What kind of advertisers has the World Cup managed to get on board this year?
The World Cup over the years have witnessed one to two kinds of advertisers. The first set of advertisers are the ones who prepare in advance and are ready for a gamble by associating with the tourney from day one. The next set of advertisers are fence-sitters who follow the wait-and-watch approach. These advertisers only invest once India begins to play well. This year has been no different. Usually tourneys such as the World Cup gets about 10 sponsors. This year the tourney has managed to get many first-time advertisers such as Nestle, Marico, Yepme, Paytm and Raymond while Vodafone and Pepsi have now entered the game.
Does it mean that the IPL which is scheduled to begin in April may lose out on advertisers?
Undoubtedly the ICC World Cup which only takes place once in four years is a huge sports property. However, the IPL has found its own loyal set of advertisers over the years. Advertisers such as Pepsi and Vodafone have always associated with the tourney. On WC, Vodafone had to opt for spot buys due competition on TV. But both Pepsi and Vodafone started advertising on digital first, later followed it with a television campaign. Digital allowed the brands to reach out to its target consumers—the youth—by investing a smaller amount. In fact, all the ground sponsors have limited their exposures on ground only, except for Pepsi who bought just spot buys on TV during the tourney. Digital rights have been sold by Star for Rs3-5 crore. Not to forget, the shorter format of the tourney apart from the fact that most of the matches are aired in the evenings have helped in getting advertisers on board. This year during the IPL apart from regular advertisers such as confectionery brands, telecom companies and automotive companies, the e-commerce companies are expected to go for an advertising blitzkrieg.
To what extent will Star’s revenue be impacted by sharing the feed with Doordarshan?
Star India is expected to earn R700-800 crore revenue from the World Cup this year. Its earnings will be a little more than that of SET India which earns R600-700 crore from the IPL. The deal with the public broadcaster is that of a revenue share. By sharing the feed with DD, Star is unable to command a premium on the ad rates and its revenue could be down by 8-10% because of this.
Do you think Star’s startegy of of offering multiple options to advertisers has paid off?
With the cost of acquisition of sports content being very high, it is but natural for a broadcaster to utilise it to its maximum potential. Star India has made the right move by introducing several packages, right from bundling the inventory of regional channels to selling the ad spots for highlights separately to selling the India matches as stand-alone properties. For example, the fact that Star is selling the highlights separately on its regional channels has allowed smaller retailers who do not have the money to invest in a live match to advertise on the channel.
Star India has sold the digital rights separately apart from launching a new on-demand service Hotstar. Would you call this a wise move?
Digital definitely plays an important role now. Given the matches are being played in Australia, the timing makes it difficult to watch all the matches. In such a scenario, people tend to go on the web to check the score and watch some of the crucial parts of the match. The digital play will allow Star to reach out to the internet and mobile population of the country.

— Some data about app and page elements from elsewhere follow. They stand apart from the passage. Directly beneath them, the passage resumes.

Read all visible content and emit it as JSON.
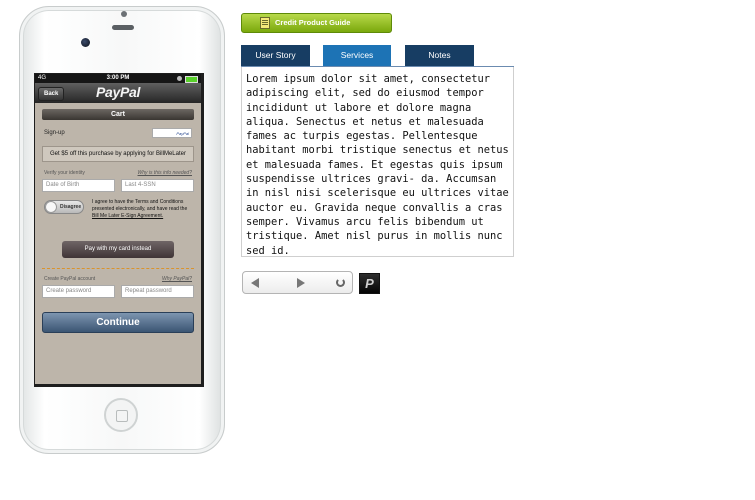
{
  "phone": {
    "status": {
      "signal": "4G",
      "time": "3:00 PM"
    },
    "nav": {
      "back_label": "Back",
      "logo": "PayPal"
    },
    "cart_label": "Cart",
    "signup_label": "Sign-up",
    "bml_logo_text": "PayPal",
    "offer_text": "Get $5 off this purchase by applying for BillMeLater",
    "verify_label": "Verify your identity",
    "why_needed_link": "Why is this info needed?",
    "dob_placeholder": "Date of Birth",
    "ssn_placeholder": "Last 4-SSN",
    "toggle_label": "Disagree",
    "agree_text": "I agree to have the Terms and Conditions presented electronically, and have read the",
    "agree_link": "Bill Me Later E-Sign Agreement.",
    "card_button": "Pay with my card instead",
    "create_account_label": "Create PayPal account",
    "why_paypal_link": "Why PayPal?",
    "create_password_placeholder": "Create password",
    "repeat_password_placeholder": "Repeat password",
    "continue_button": "Continue"
  },
  "guide_button": "Credit Product Guide",
  "tabs": [
    {
      "label": "User Story",
      "active": false
    },
    {
      "label": "Services",
      "active": true
    },
    {
      "label": "Notes",
      "active": false
    }
  ],
  "content_text": "Lorem ipsum dolor sit amet, consectetur adipiscing elit, sed do eiusmod tempor incididunt ut labore et dolore magna aliqua. Senectus et netus et malesuada fames ac turpis egestas. Pellentesque habitant morbi tristique senectus et netus et malesuada fames. Et egestas quis ipsum suspendisse ultrices gravi- da. Accumsan in nisl nisi scelerisque eu ultrices vitae auctor eu. Gravida neque convallis a cras semper. Vivamus arcu felis bibendum ut tristique. Amet nisl purus in mollis nunc sed id.",
  "player": {
    "logo_letter": "P"
  },
  "colors": {
    "tab_active": "#1d73b5",
    "tab_inactive": "#173d63",
    "guide_green": "#7aa80c"
  }
}
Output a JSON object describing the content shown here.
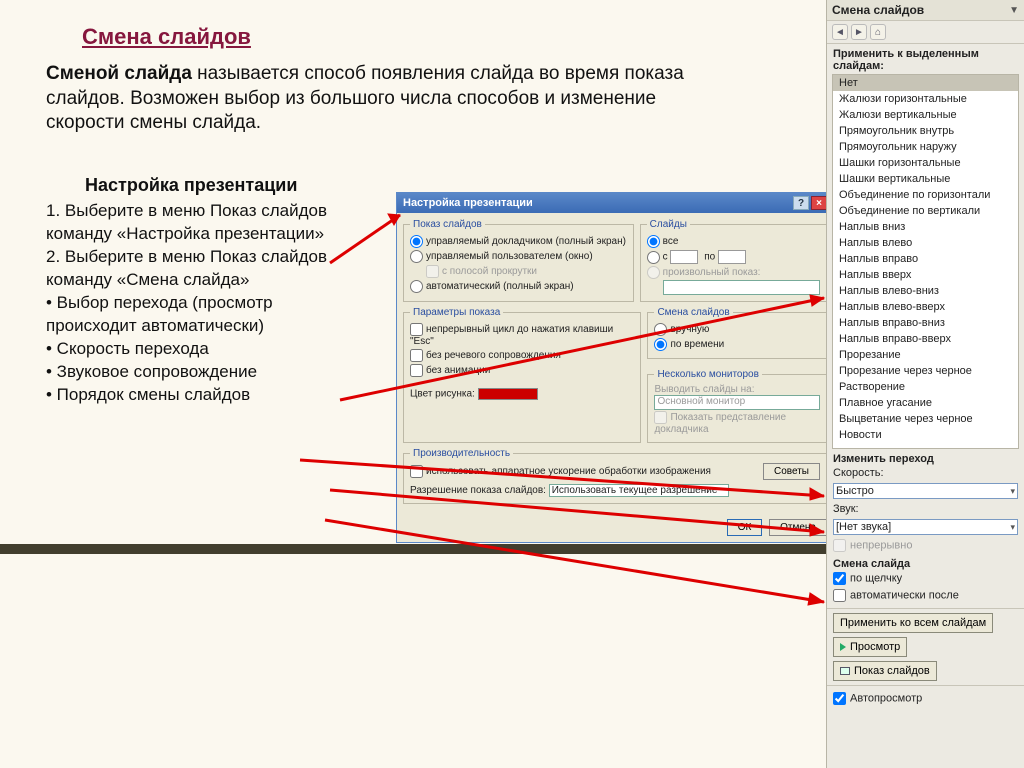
{
  "slide": {
    "title": "Смена слайдов",
    "intro_bold": "Сменой слайда",
    "intro_rest": " называется способ появления слайда во время показа слайдов. Возможен выбор из большого числа способов и изменение скорости смены слайда.",
    "sub_title": "Настройка презентации",
    "steps": [
      "1. Выберите в меню Показ слайдов команду «Настройка презентации»",
      "2. Выберите в меню Показ слайдов команду «Смена слайда»",
      "• Выбор перехода (просмотр происходит автоматически)",
      "• Скорость перехода",
      "• Звуковое сопровождение",
      "• Порядок смены слайдов"
    ]
  },
  "dialog": {
    "title": "Настройка презентации",
    "groups": {
      "show": {
        "legend": "Показ слайдов",
        "r1": "управляемый докладчиком (полный экран)",
        "r2": "управляемый пользователем (окно)",
        "r2a": "с полосой прокрутки",
        "r3": "автоматический (полный экран)"
      },
      "slides": {
        "legend": "Слайды",
        "r1": "все",
        "r2a": "с",
        "r2b": "по",
        "r3": "произвольный показ:"
      },
      "params": {
        "legend": "Параметры показа",
        "c1": "непрерывный цикл до нажатия клавиши \"Esc\"",
        "c2": "без речевого сопровождения",
        "c3": "без анимации",
        "color_label": "Цвет рисунка:"
      },
      "change": {
        "legend": "Смена слайдов",
        "r1": "вручную",
        "r2": "по времени"
      },
      "monitors": {
        "legend": "Несколько мониторов",
        "l1": "Выводить слайды на:",
        "sel": "Основной монитор",
        "c1": "Показать представление докладчика"
      },
      "perf": {
        "legend": "Производительность",
        "c1": "использовать аппаратное ускорение обработки изображения",
        "res_label": "Разрешение показа слайдов:",
        "res_val": "Использовать текущее разрешение",
        "tips": "Советы"
      }
    },
    "ok": "ОК",
    "cancel": "Отмена"
  },
  "panel": {
    "title": "Смена слайдов",
    "apply_label": "Применить к выделенным слайдам:",
    "transitions": [
      "Нет",
      "Жалюзи горизонтальные",
      "Жалюзи вертикальные",
      "Прямоугольник внутрь",
      "Прямоугольник наружу",
      "Шашки горизонтальные",
      "Шашки вертикальные",
      "Объединение по горизонтали",
      "Объединение по вертикали",
      "Наплыв вниз",
      "Наплыв влево",
      "Наплыв вправо",
      "Наплыв вверх",
      "Наплыв влево-вниз",
      "Наплыв влево-вверх",
      "Наплыв вправо-вниз",
      "Наплыв вправо-вверх",
      "Прорезание",
      "Прорезание через черное",
      "Растворение",
      "Плавное угасание",
      "Выцветание через черное",
      "Новости"
    ],
    "modify_label": "Изменить переход",
    "speed_label": "Скорость:",
    "speed_val": "Быстро",
    "sound_label": "Звук:",
    "sound_val": "[Нет звука]",
    "loop": "непрерывно",
    "advance_label": "Смена слайда",
    "on_click": "по щелчку",
    "auto_after": "автоматически после",
    "apply_all": "Применить ко всем слайдам",
    "preview": "Просмотр",
    "slideshow": "Показ слайдов",
    "autoprev": "Автопросмотр"
  }
}
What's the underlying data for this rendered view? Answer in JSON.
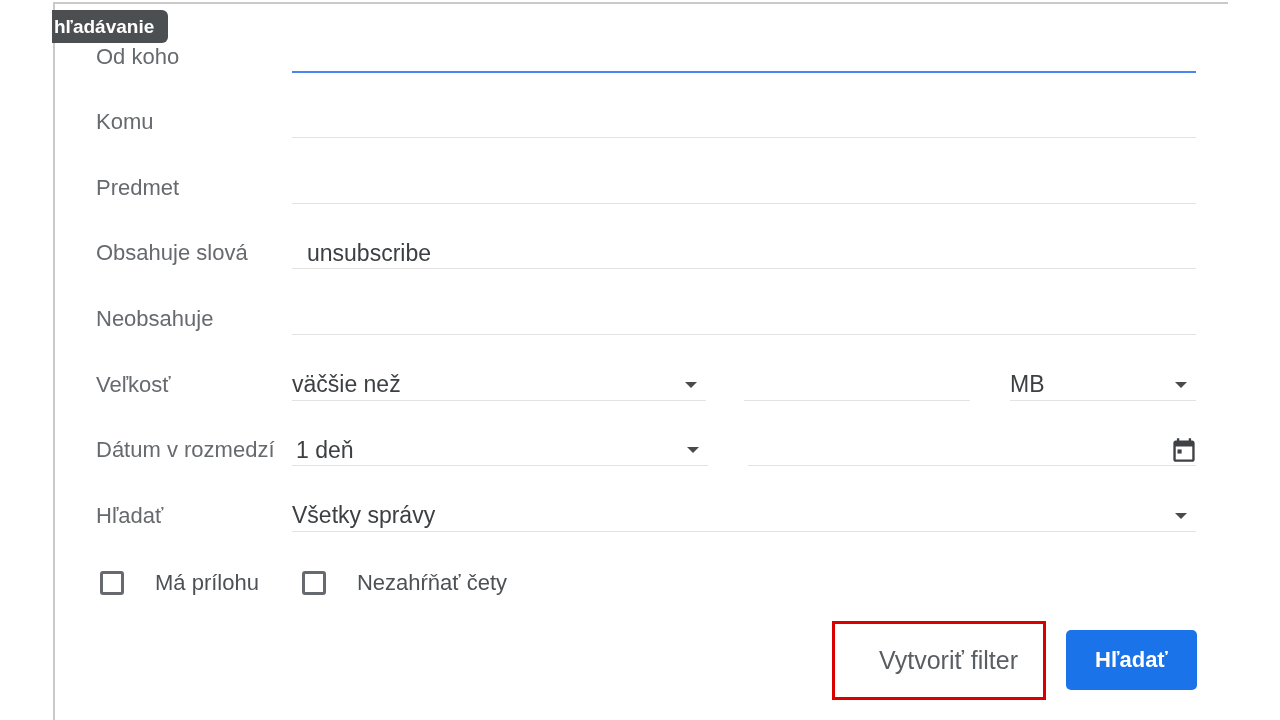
{
  "tooltip": {
    "text": "hľadávanie"
  },
  "fields": [
    {
      "kind": "text",
      "label": "Od koho",
      "focused": true
    },
    {
      "kind": "text",
      "label": "Komu",
      "focused": false
    },
    {
      "kind": "text",
      "label": "Predmet",
      "focused": false
    },
    {
      "kind": "text",
      "label": "Obsahuje slová",
      "value": "unsubscribe",
      "focused": false
    },
    {
      "kind": "text",
      "label": "Neobsahuje",
      "focused": false
    },
    {
      "kind": "size",
      "label": "Veľkosť",
      "comparison": "väčšie než",
      "unit": "MB"
    },
    {
      "kind": "date",
      "label": "Dátum v rozmedzí",
      "range": "1 deň"
    },
    {
      "kind": "select",
      "label": "Hľadať",
      "value": "Všetky správy"
    }
  ],
  "checkboxes": [
    {
      "label": "Má prílohu",
      "checked": false
    },
    {
      "label": "Nezahŕňať čety",
      "checked": false
    }
  ],
  "buttons": [
    {
      "kind": "flat",
      "label": "Vytvoriť filter",
      "highlighted": true
    },
    {
      "kind": "filled",
      "label": "Hľadať",
      "highlighted": false
    }
  ]
}
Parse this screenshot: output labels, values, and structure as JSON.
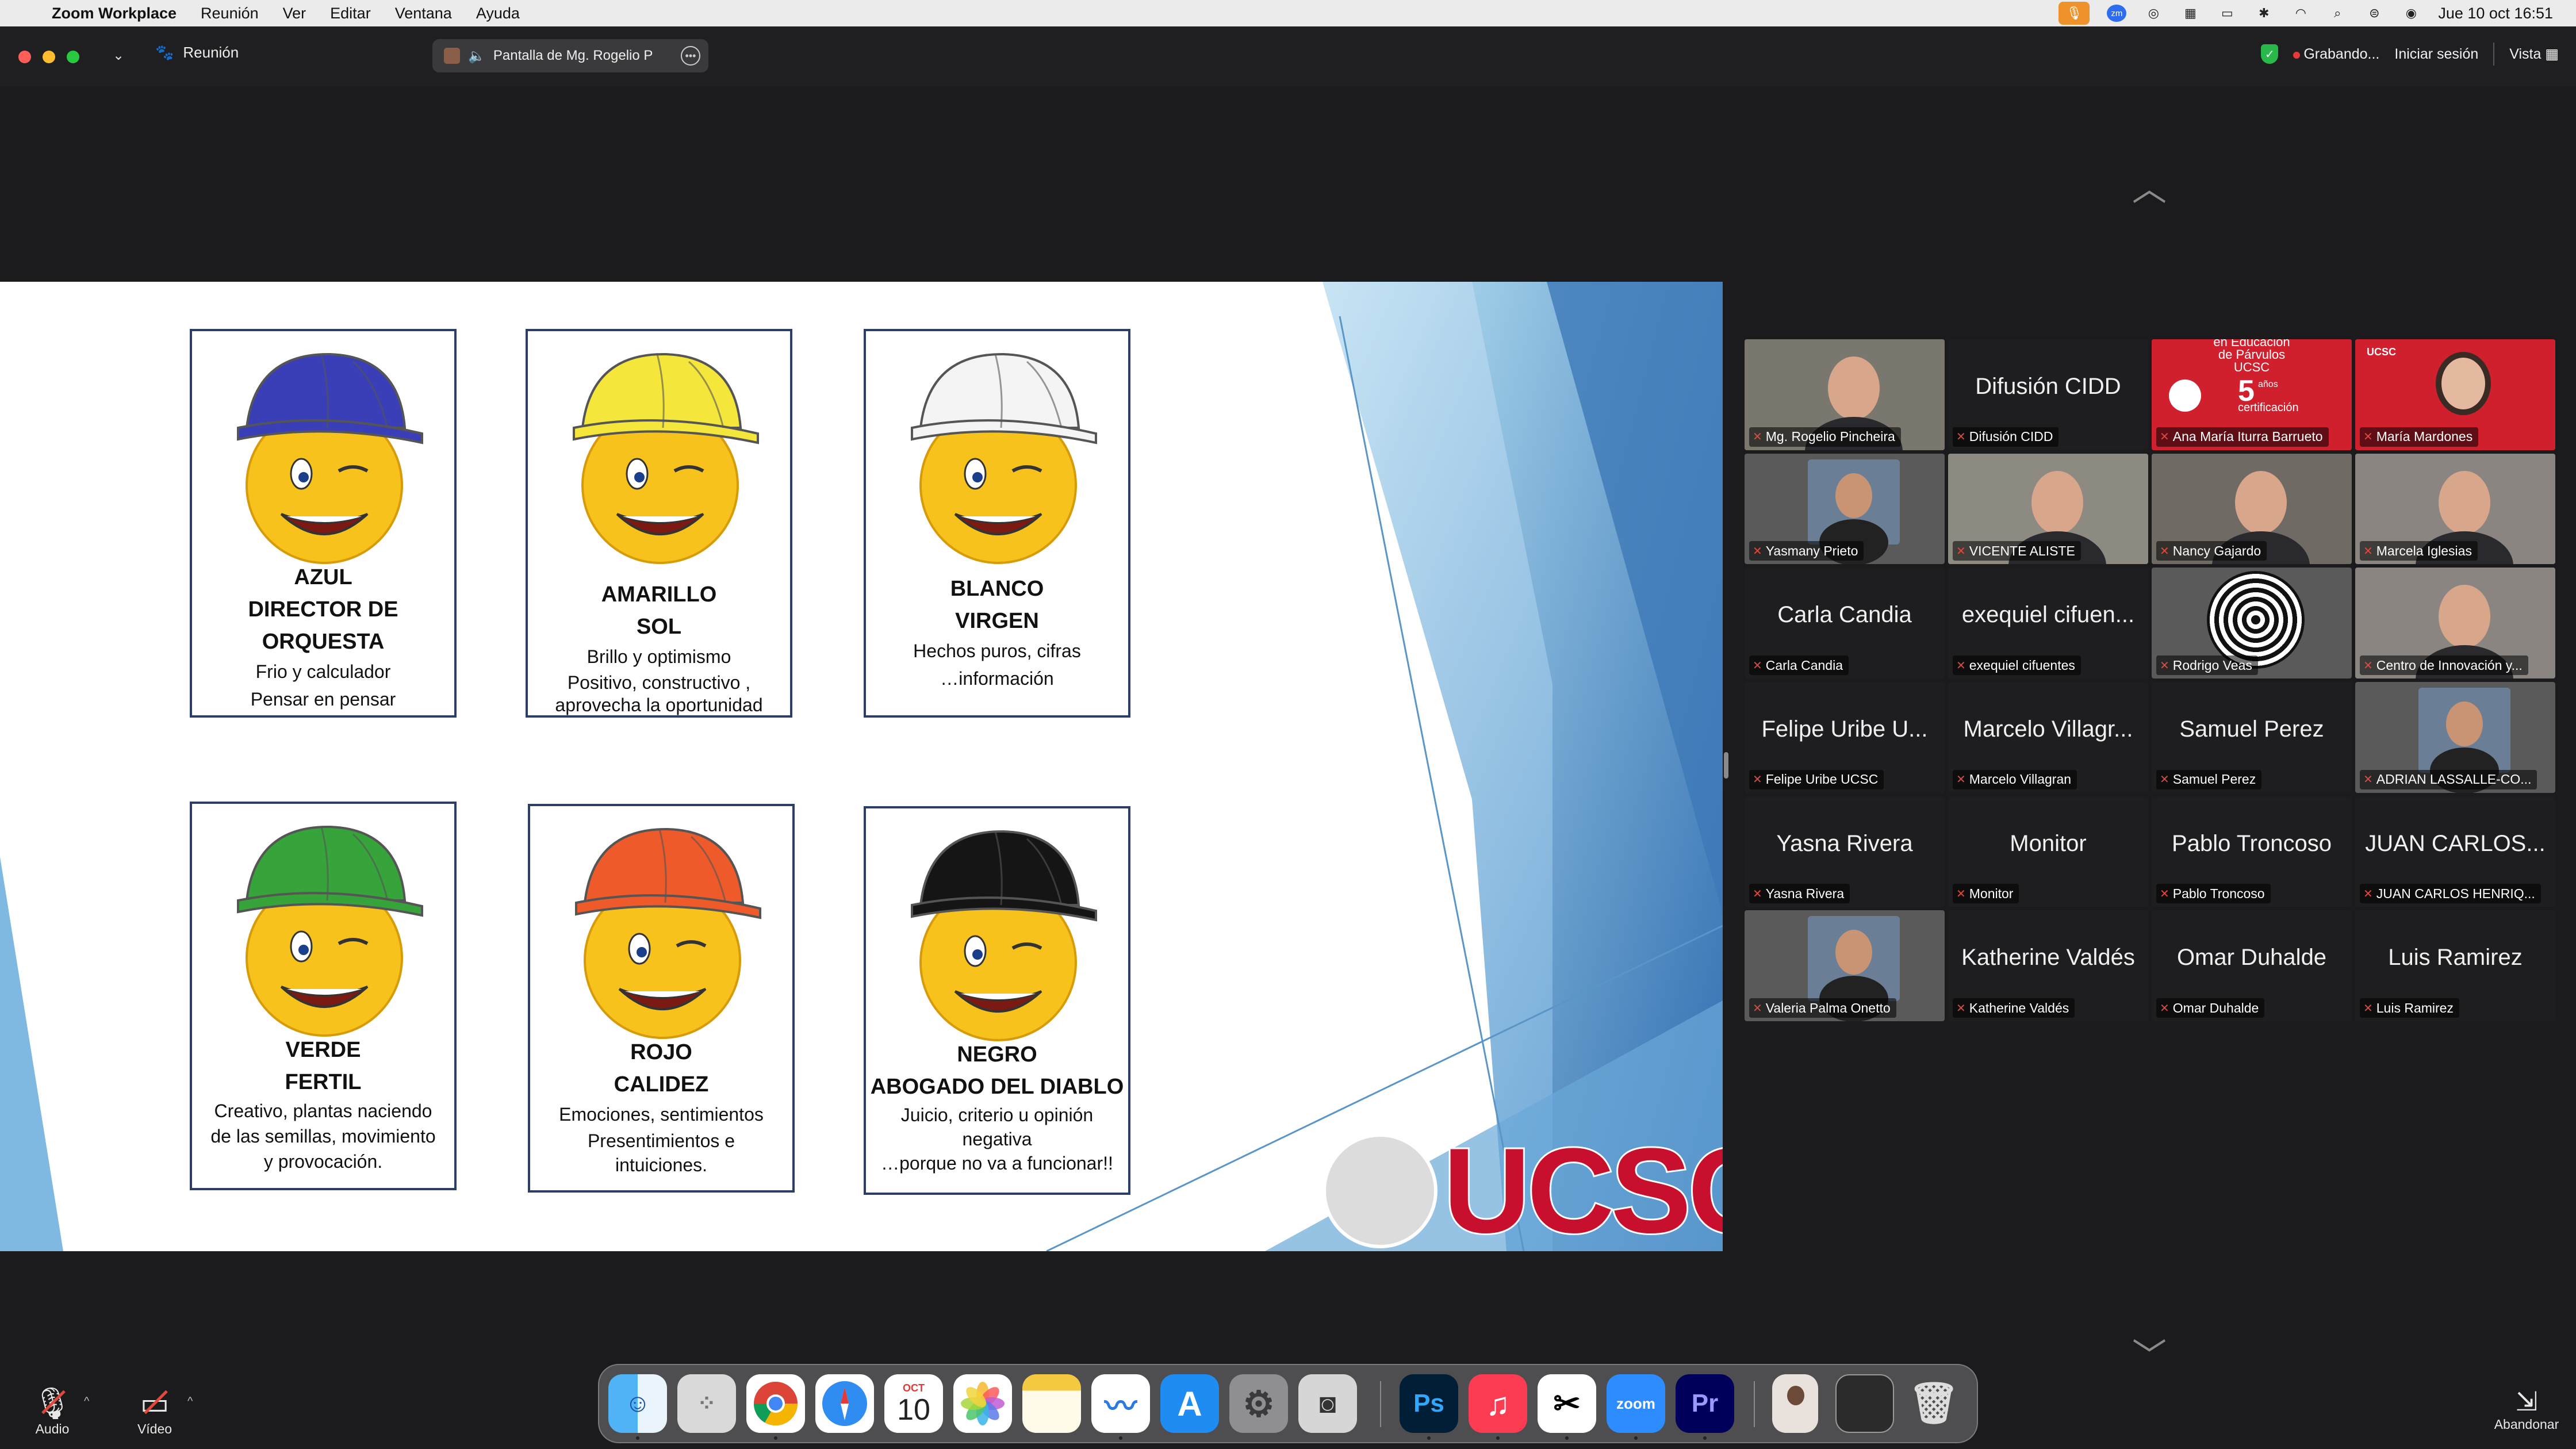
{
  "menubar": {
    "app": "Zoom Workplace",
    "items": [
      "Reunión",
      "Ver",
      "Editar",
      "Ventana",
      "Ayuda"
    ],
    "clock": "Jue 10 oct  16:51"
  },
  "titlebar": {
    "meeting": "Reunión",
    "share": "Pantalla de Mg. Rogelio P",
    "recording": "Grabando...",
    "signin": "Iniciar sesión",
    "view": "Vista"
  },
  "slide": {
    "cards": [
      {
        "color": "#3a3fb8",
        "lines_bold": [
          "AZUL",
          "DIRECTOR DE",
          "ORQUESTA"
        ],
        "lines": [
          "Frio y calculador",
          "Pensar en pensar"
        ]
      },
      {
        "color": "#f4e63a",
        "lines_bold": [
          "AMARILLO",
          "SOL"
        ],
        "lines": [
          "Brillo y optimismo",
          "Positivo, constructivo ,",
          "aprovecha la oportunidad"
        ]
      },
      {
        "color": "#f4f4f4",
        "lines_bold": [
          "BLANCO",
          "VIRGEN"
        ],
        "lines": [
          "Hechos puros, cifras",
          "…información"
        ]
      },
      {
        "color": "#36a43a",
        "lines_bold": [
          "VERDE",
          "FERTIL"
        ],
        "lines": [
          "Creativo, plantas naciendo",
          "de las semillas, movimiento",
          "y provocación."
        ]
      },
      {
        "color": "#ee5a2a",
        "lines_bold": [
          "ROJO",
          "CALIDEZ"
        ],
        "lines": [
          "Emociones, sentimientos",
          "Presentimientos e",
          "intuiciones."
        ]
      },
      {
        "color": "#151515",
        "lines_bold": [
          "NEGRO",
          "ABOGADO DEL DIABLO"
        ],
        "lines": [
          "Juicio, criterio u opinión",
          "negativa",
          "…porque no va a funcionar!!"
        ]
      }
    ],
    "logo_text": "UCSC"
  },
  "participants": [
    {
      "name": "Mg. Rogelio Pincheira",
      "big": "",
      "kind": "video"
    },
    {
      "name": "Difusión CIDD",
      "big": "Difusión CIDD",
      "kind": "text"
    },
    {
      "name": "Ana María Iturra Barrueto",
      "big": "",
      "kind": "banner",
      "banner": [
        "en Educación",
        "de Párvulos",
        "UCSC",
        "5",
        "años",
        "certificación"
      ]
    },
    {
      "name": "María Mardones",
      "big": "",
      "kind": "banner2",
      "banner": [
        "UCSC"
      ]
    },
    {
      "name": "Yasmany Prieto",
      "big": "",
      "kind": "photo"
    },
    {
      "name": "VICENTE ALISTE",
      "big": "",
      "kind": "video"
    },
    {
      "name": "Nancy Gajardo",
      "big": "",
      "kind": "video",
      "speaking": true
    },
    {
      "name": "Marcela Iglesias",
      "big": "",
      "kind": "video"
    },
    {
      "name": "Carla Candia",
      "big": "Carla Candia",
      "kind": "text"
    },
    {
      "name": "exequiel cifuentes",
      "big": "exequiel cifuen...",
      "kind": "text"
    },
    {
      "name": "Rodrigo Veas",
      "big": "",
      "kind": "avatar"
    },
    {
      "name": "Centro de Innovación y...",
      "big": "",
      "kind": "video"
    },
    {
      "name": "Felipe Uribe UCSC",
      "big": "Felipe Uribe U...",
      "kind": "text"
    },
    {
      "name": "Marcelo Villagran",
      "big": "Marcelo Villagr...",
      "kind": "text"
    },
    {
      "name": "Samuel Perez",
      "big": "Samuel Perez",
      "kind": "text"
    },
    {
      "name": "ADRIAN LASSALLE-CO...",
      "big": "",
      "kind": "photo"
    },
    {
      "name": "Yasna Rivera",
      "big": "Yasna Rivera",
      "kind": "text"
    },
    {
      "name": "Monitor",
      "big": "Monitor",
      "kind": "text"
    },
    {
      "name": "Pablo Troncoso",
      "big": "Pablo Troncoso",
      "kind": "text"
    },
    {
      "name": "JUAN CARLOS HENRIQ...",
      "big": "JUAN CARLOS...",
      "kind": "text"
    },
    {
      "name": "Valeria Palma Onetto",
      "big": "",
      "kind": "photo"
    },
    {
      "name": "Katherine Valdés",
      "big": "Katherine Valdés",
      "kind": "text"
    },
    {
      "name": "Omar Duhalde",
      "big": "Omar Duhalde",
      "kind": "text"
    },
    {
      "name": "Luis Ramirez",
      "big": "Luis Ramirez",
      "kind": "text"
    }
  ],
  "controls": {
    "audio": "Audio",
    "video": "Vídeo",
    "leave": "Abandonar"
  },
  "dock": {
    "calendar_month": "OCT",
    "calendar_day": "10",
    "apps": [
      "finder-icon",
      "launchpad-icon",
      "chrome-icon",
      "safari-icon",
      "calendar-icon",
      "photos-icon",
      "notes-icon",
      "freeform-icon",
      "app-store-icon",
      "system-settings-icon",
      "screenshot-icon",
      "photoshop-icon",
      "music-icon",
      "capcut-icon",
      "zoom-icon",
      "premiere-icon",
      "recent-doc-icon",
      "recent-window-icon",
      "trash-icon"
    ],
    "labels": {
      "ps": "Ps",
      "zoom": "zoom",
      "pr": "Pr"
    }
  }
}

For instance, Star India’s digital platforms Hotstar and Starsports.com attracted a cumulative viewership of 25 million for the India versus Pakistan match.